_Assignment_
Please set down each record exactly as it appears, but leave out any pictures.

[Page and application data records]
Start of Block

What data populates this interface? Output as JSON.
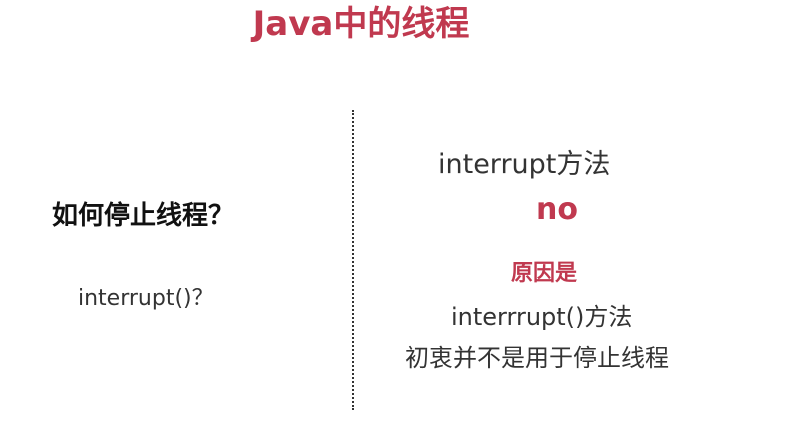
{
  "slide": {
    "title": "Java中的线程",
    "left": {
      "heading": "如何停止线程？",
      "sub": "interrupt()？"
    },
    "right": {
      "heading": "interrupt方法",
      "answer": "no",
      "reason_label": "原因是",
      "reason_line1": "interrrupt()方法",
      "reason_line2": "初衷并不是用于停止线程"
    }
  },
  "colors": {
    "accent": "#c0394f",
    "text_dark": "#111111",
    "text": "#333333",
    "background": "#ffffff"
  }
}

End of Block

_Answer to this task_
What data populates this interface? Output as JSON.
{
  "slide": {
    "title": "Java中的线程",
    "left": {
      "heading": "如何停止线程？",
      "sub": "interrupt()？"
    },
    "right": {
      "heading": "interrupt方法",
      "answer": "no",
      "reason_label": "原因是",
      "reason_line1": "interrrupt()方法",
      "reason_line2": "初衷并不是用于停止线程"
    }
  },
  "colors": {
    "accent": "#c0394f",
    "text_dark": "#111111",
    "text": "#333333",
    "background": "#ffffff"
  }
}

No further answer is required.